|Version 1 (modified by simonpj, 10 years ago) (diff)|
The Core type
The Core language is GHC's central data types. Core is a very small, explicitly-typed, variant of System. The exact variant is called System FC, and described by our paper System F with equality coercions. (Note: the move to FC was done in Autumn 2006, but earlier versions of GHC had a very similar language.)
The CoreSyn type, and the functions that operate over it, gets an entire directory compiler/coreSyn:
- compiler/coreSyn/CoreSyn.lhs: the data type itself.
- compiler/coreSyn/PprCore.lhs: pretty-printing.
- compiler/coreSyn/CoreFVs.lhs: finding free variables.
- compiler/coreSyn/CoreSubst.lhs: substitution.
- compiler/coreSyn/CoreUtils.lhs: a variety of other useful functions over Core.
- compiler/coreSyn/CoreUnfold.lhs: dealing with "unfoldings".
- compiler/coreSyn/CoreLint.lhs: type-check the Core program. This is an incredibly-valuable consistency check, enabled by the flag -dcore-lint.
- compiler/coreSyn/CorePrep.lhs: the CorePrep pass
- compiler/coreSyn/CoreTidy.lhs: part of the the CoreTidy pass (the rest is in compiler/Main/TidyPgm.lhs).
Here is the entire Core type compiler/coreSyn/CoreSyn.lhs:
type CoreExpr = Expr Var data Expr b -- "b" for the type of binders, = Var Id | Lit Literal | App (Expr b) (Arg b) | Lam b (Expr b) | Let (Bind b) (Expr b) | Case (Expr b) b Type [Alt b] | Cast (Expr b) Coercion | Note Note (Expr b) | Type Type type Arg b = Expr b type Alt b = (AltCon, [b], Expr b) data AltCon = DataAlt DataCon | LitAlt Literal | DEFAULT data Bind b = NonRec b (Expr b) | Rec [(b, (Expr b))]
That's it. All of Haskell gets compiled through this tiny core.
Expr is parameterised over the type of its binders, b. This facility is used only rarely, and always temporarily; for example, the let-floater SetLevels pass attaches a binding level to every binder. By far the most important type is CoreExpr, which is Expr with Var binders.
Here are some notes about the individual constructors of Expr.
- Lam is used for both term and type abstraction (small and big lambdas).
- Type appears only in type-argument positions (e.g. App (Var f) (Type ty)). To emphasise this, the type synonym Arg is used as documentation when we expect that a Type constructor may show up.
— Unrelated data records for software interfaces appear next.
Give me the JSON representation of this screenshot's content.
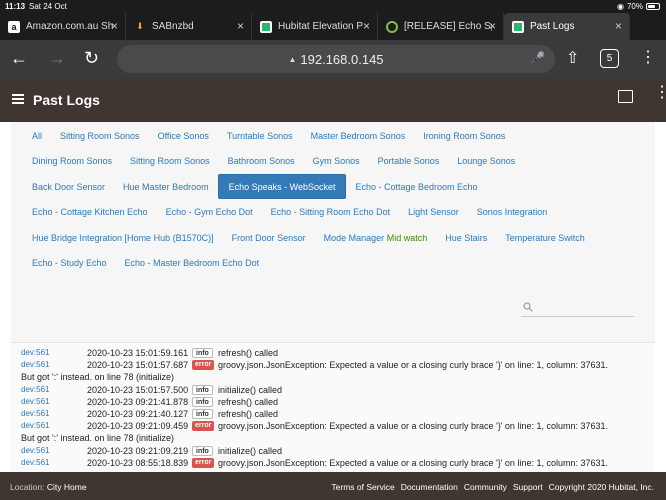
{
  "status_bar": {
    "time": "11:13",
    "date": "Sat 24 Oct",
    "battery": "70%",
    "battery_level": 0.7
  },
  "tabs": [
    {
      "label": "Amazon.com.au Sh",
      "icon": "amazon-icon",
      "active": false
    },
    {
      "label": "SABnzbd",
      "icon": "download-icon",
      "active": false
    },
    {
      "label": "Hubitat Elevation P",
      "icon": "hubitat-icon",
      "active": false
    },
    {
      "label": "[RELEASE] Echo Sp",
      "icon": "community-icon",
      "active": false
    },
    {
      "label": "Past Logs",
      "icon": "hubitat-icon",
      "active": true
    }
  ],
  "toolbar": {
    "url": "192.168.0.145",
    "tab_count": "5"
  },
  "header": {
    "title": "Past Logs"
  },
  "filters": {
    "rows": [
      [
        "All",
        "Sitting Room Sonos",
        "Office Sonos",
        "Turntable Sonos",
        "Master Bedroom Sonos",
        "Ironing Room Sonos"
      ],
      [
        "Dining Room Sonos",
        "Sitting Room Sonos",
        "Bathroom Sonos",
        "Gym Sonos",
        "Portable Sonos",
        "Lounge Sonos"
      ],
      [
        "Back Door Sensor",
        "Hue Master Bedroom",
        "Echo Speaks - WebSocket",
        "Echo - Cottage Bedroom Echo"
      ],
      [
        "Echo - Cottage Kitchen Echo",
        "Echo - Gym Echo Dot",
        "Echo - Sitting Room Echo Dot",
        "Light Sensor",
        "Sonos Integration"
      ],
      [
        "Hue Bridge Integration [Home Hub (B1570C)]",
        "Front Door Sensor",
        "Mode Manager",
        "Hue Stairs",
        "Temperature Switch"
      ],
      [
        "Echo - Study Echo",
        "Echo - Master Bedroom Echo Dot"
      ]
    ],
    "mode_manager_suffix": "Mid watch",
    "active": "Echo Speaks - WebSocket"
  },
  "logs": [
    {
      "dev": "dev:561",
      "ts": "2020-10-23 15:01:59.161",
      "level": "info",
      "msg": "refresh() called"
    },
    {
      "dev": "dev:561",
      "ts": "2020-10-23 15:01:57.687",
      "level": "error",
      "msg": "groovy.json.JsonException: Expected a value or a closing curly brace '}' on line: 1, column: 37631."
    },
    {
      "cont": "But got ':' instead. on line 78 (initialize)"
    },
    {
      "dev": "dev:561",
      "ts": "2020-10-23 15:01:57.500",
      "level": "info",
      "msg": "initialize() called"
    },
    {
      "dev": "dev:561",
      "ts": "2020-10-23 09:21:41.878",
      "level": "info",
      "msg": "refresh() called"
    },
    {
      "dev": "dev:561",
      "ts": "2020-10-23 09:21:40.127",
      "level": "info",
      "msg": "refresh() called"
    },
    {
      "dev": "dev:561",
      "ts": "2020-10-23 09:21:09.459",
      "level": "error",
      "msg": "groovy.json.JsonException: Expected a value or a closing curly brace '}' on line: 1, column: 37631."
    },
    {
      "cont": "But got ':' instead. on line 78 (initialize)"
    },
    {
      "dev": "dev:561",
      "ts": "2020-10-23 09:21:09.219",
      "level": "info",
      "msg": "initialize() called"
    },
    {
      "dev": "dev:561",
      "ts": "2020-10-23 08:55:18.839",
      "level": "error",
      "msg": "groovy.json.JsonException: Expected a value or a closing curly brace '}' on line: 1, column: 37631."
    }
  ],
  "footer": {
    "location_label": "Location:",
    "location_value": "City Home",
    "links": [
      "Terms of Service",
      "Documentation",
      "Community",
      "Support"
    ],
    "copyright": "Copyright 2020 Hubitat, Inc."
  }
}
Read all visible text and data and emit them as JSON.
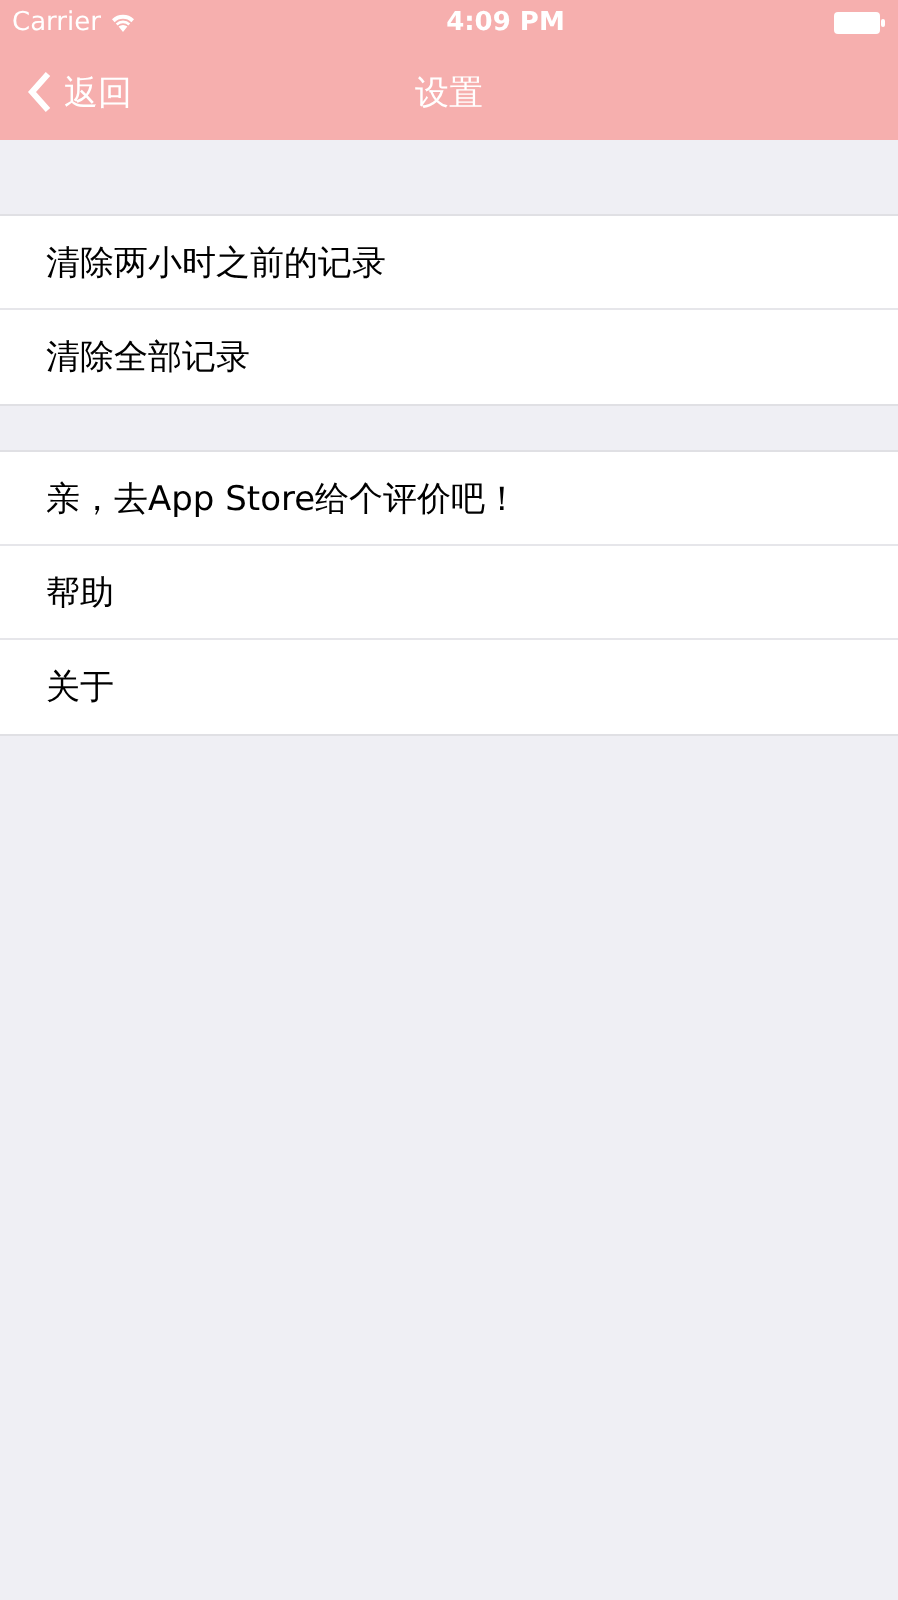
{
  "status_bar": {
    "carrier": "Carrier",
    "time": "4:09 PM"
  },
  "nav_bar": {
    "back": "返回",
    "title": "设置"
  },
  "sections": [
    {
      "items": [
        "清除两小时之前的记录",
        "清除全部记录"
      ]
    },
    {
      "items": [
        "亲，去App Store给个评价吧！",
        "帮助",
        "关于"
      ]
    }
  ]
}
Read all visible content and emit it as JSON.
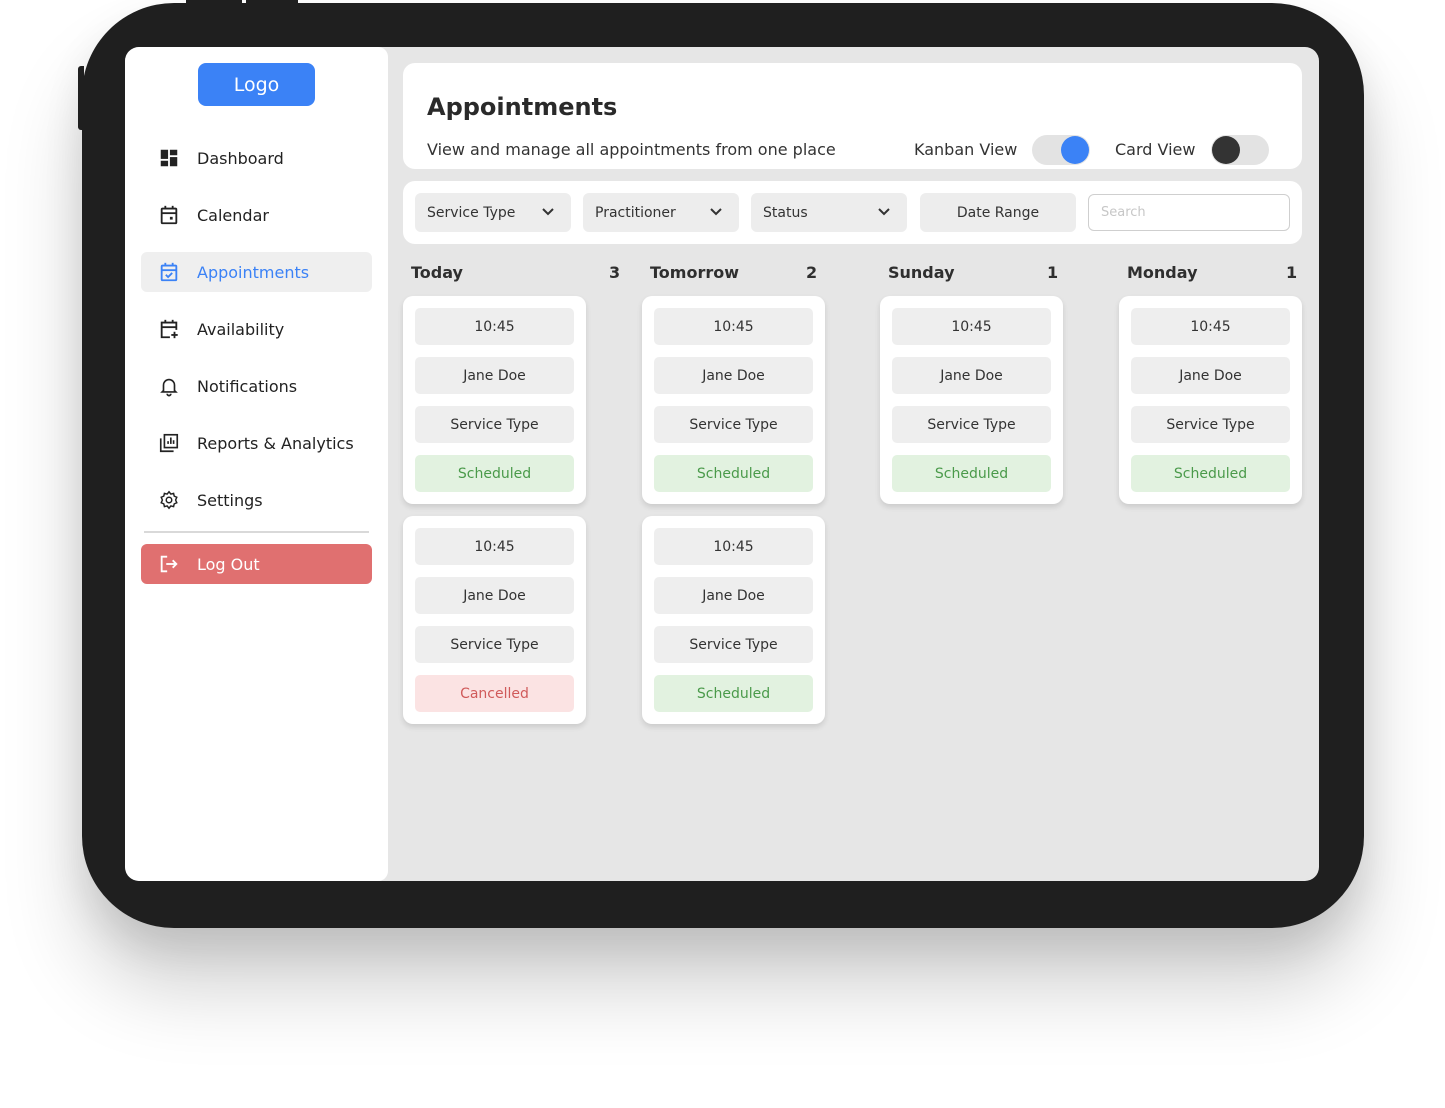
{
  "sidebar": {
    "logo": "Logo",
    "items": [
      {
        "label": "Dashboard",
        "icon": "dashboard-icon",
        "active": false
      },
      {
        "label": "Calendar",
        "icon": "calendar-icon",
        "active": false
      },
      {
        "label": "Appointments",
        "icon": "calendar-check-icon",
        "active": true
      },
      {
        "label": "Availability",
        "icon": "calendar-plus-icon",
        "active": false
      },
      {
        "label": "Notifications",
        "icon": "bell-icon",
        "active": false
      },
      {
        "label": "Reports & Analytics",
        "icon": "reports-icon",
        "active": false
      },
      {
        "label": "Settings",
        "icon": "gear-icon",
        "active": false
      }
    ],
    "logout": "Log Out"
  },
  "header": {
    "title": "Appointments",
    "subtitle": "View and manage all appointments from one place",
    "kanban_label": "Kanban View",
    "kanban_on": true,
    "card_label": "Card View",
    "card_on": false
  },
  "filters": {
    "service_type": "Service Type",
    "practitioner": "Practitioner",
    "status": "Status",
    "date_range": "Date Range",
    "search_placeholder": "Search"
  },
  "columns": [
    {
      "title": "Today",
      "count": "3",
      "cards": [
        {
          "time": "10:45",
          "name": "Jane Doe",
          "service": "Service Type",
          "status": "Scheduled",
          "kind": "scheduled"
        },
        {
          "time": "10:45",
          "name": "Jane Doe",
          "service": "Service Type",
          "status": "Cancelled",
          "kind": "cancelled"
        }
      ]
    },
    {
      "title": "Tomorrow",
      "count": "2",
      "cards": [
        {
          "time": "10:45",
          "name": "Jane Doe",
          "service": "Service Type",
          "status": "Scheduled",
          "kind": "scheduled"
        },
        {
          "time": "10:45",
          "name": "Jane Doe",
          "service": "Service Type",
          "status": "Scheduled",
          "kind": "scheduled"
        }
      ]
    },
    {
      "title": "Sunday",
      "count": "1",
      "cards": [
        {
          "time": "10:45",
          "name": "Jane Doe",
          "service": "Service Type",
          "status": "Scheduled",
          "kind": "scheduled"
        }
      ]
    },
    {
      "title": "Monday",
      "count": "1",
      "cards": [
        {
          "time": "10:45",
          "name": "Jane Doe",
          "service": "Service Type",
          "status": "Scheduled",
          "kind": "scheduled"
        }
      ]
    }
  ],
  "colors": {
    "accent": "#3b82f6",
    "logout": "#e07070",
    "scheduled_bg": "#e2f2e0",
    "scheduled_text": "#4a9a4a",
    "cancelled_bg": "#fbe3e3",
    "cancelled_text": "#d05a5a"
  }
}
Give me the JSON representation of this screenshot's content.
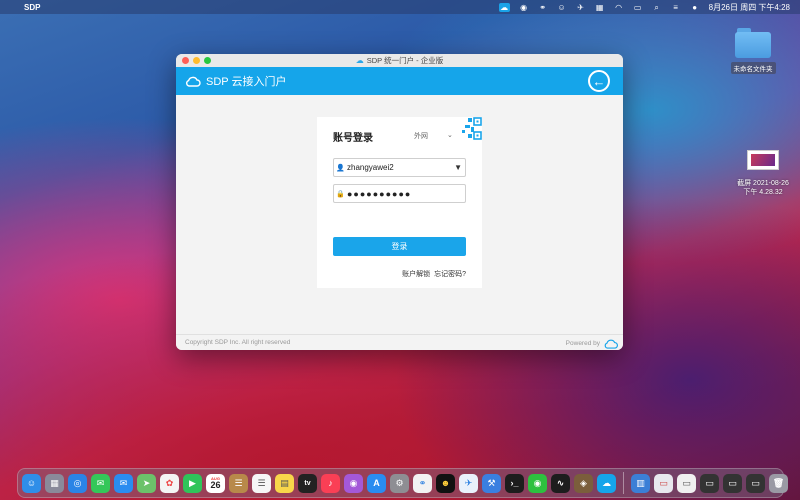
{
  "menubar": {
    "app_name": "SDP",
    "clock": "8月26日 周四 下午4:28"
  },
  "desktop": {
    "folder_label": "未命名文件夹",
    "screenshot_label_line1": "截屏 2021-08-26",
    "screenshot_label_line2": "下午 4.28.32"
  },
  "window": {
    "title": "SDP 统一门户 - 企业版",
    "brand": "SDP 云接入门户",
    "login": {
      "title": "账号登录",
      "network": "外网",
      "username": "zhangyawei2",
      "password_mask": "●●●●●●●●●●",
      "login_button": "登录",
      "unlock_link": "账户解锁",
      "forgot_link": "忘记密码?"
    },
    "footer": {
      "copyright": "Copyright SDP Inc.  All  right reserved",
      "powered_by": "Powered by"
    }
  },
  "dock": {
    "calendar_month": "AUG",
    "calendar_day": "26",
    "tv_label": "tv"
  },
  "colors": {
    "accent": "#15a5ea",
    "login_button": "#1aa5ea"
  }
}
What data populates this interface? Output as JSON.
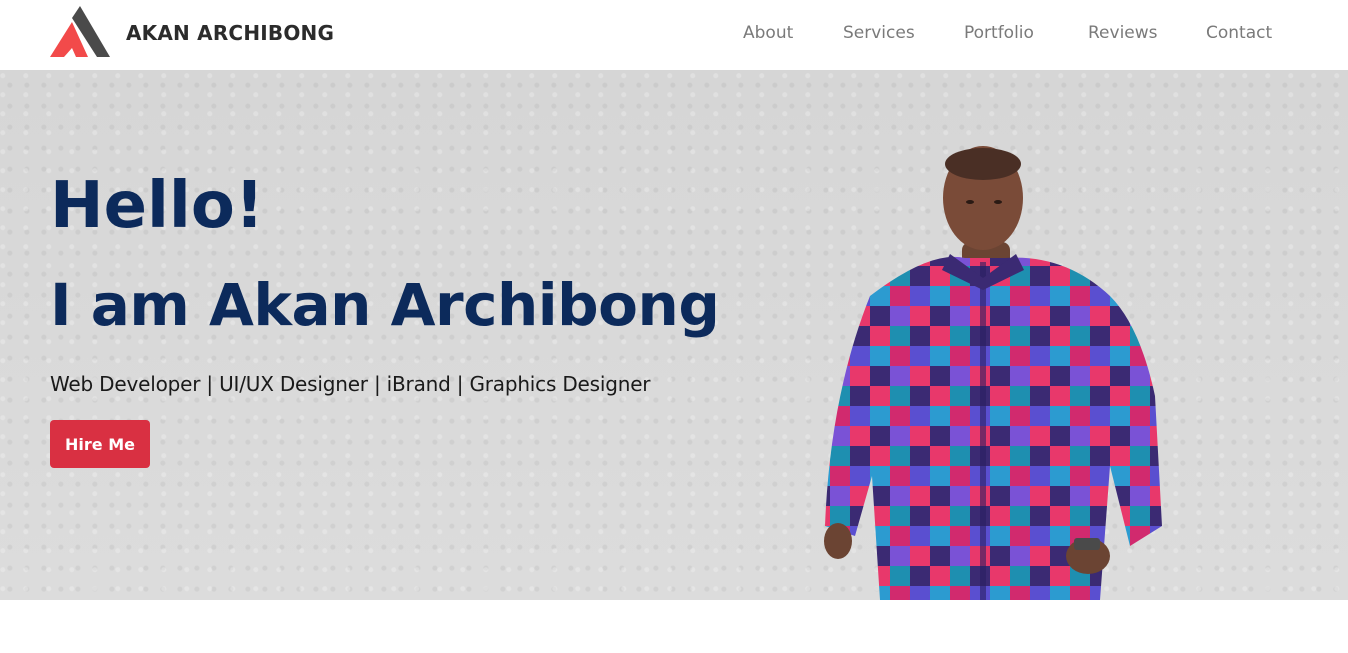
{
  "header": {
    "brand": "AKAN ARCHIBONG",
    "nav": [
      "About",
      "Services",
      "Portfolio",
      "Reviews",
      "Contact"
    ],
    "logo_colors": {
      "left": "#f24a4a",
      "right": "#4a4a4a"
    }
  },
  "hero": {
    "greeting": "Hello!",
    "intro": "I am Akan Archibong",
    "tagline": "Web Developer | UI/UX Designer | iBrand | Graphics Designer",
    "cta_label": "Hire Me",
    "heading_color": "#0c2a5b",
    "cta_color": "#d93042",
    "portrait_icon": "portrait-photo"
  }
}
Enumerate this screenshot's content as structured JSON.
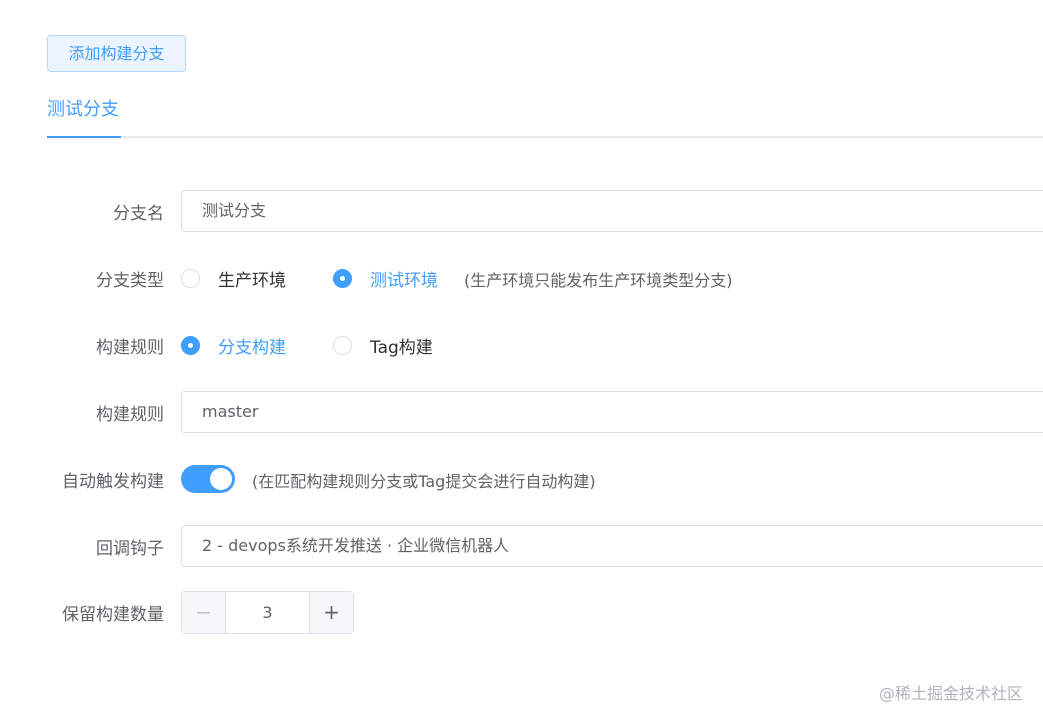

- Let handles both recursive and non-recursive let-bindings; see the the two constructors for Bind.
- Case need more explanation.
- Cast is used for an FC cast expression. Corecion is a synonym for Type.
- Note is used for profiling and debugging information.
Case expressions are the most complicated bit of Core.
- The case expression can scrutinise
- a data type (the alternatives are DataAlts), or
- a primitive literal type (the alternatives are LitAlts), or
- a value of any type at all (if there is one DEFAULT alternative).
- If there is a DEFAULT alternative, it must appear first.
- The remaining non-DEFAULT alternatives must appear in order of
- tag, for DataAlts
- lit, for LitAlts
This makes finding the relevant constructor easy, and makes comparison easier too.
- The list of alternatives is always exhaustive, meaning that it covers all cases that can occur. An "exhausive" case does not necessarily mention all constructors:
data Foo = Red | Green | Blue ...case x of Red -> True other -> f (case x of Green -> ... Blue -> ... )The inner case does not need a Red alternative, because x can't be Red at that program point.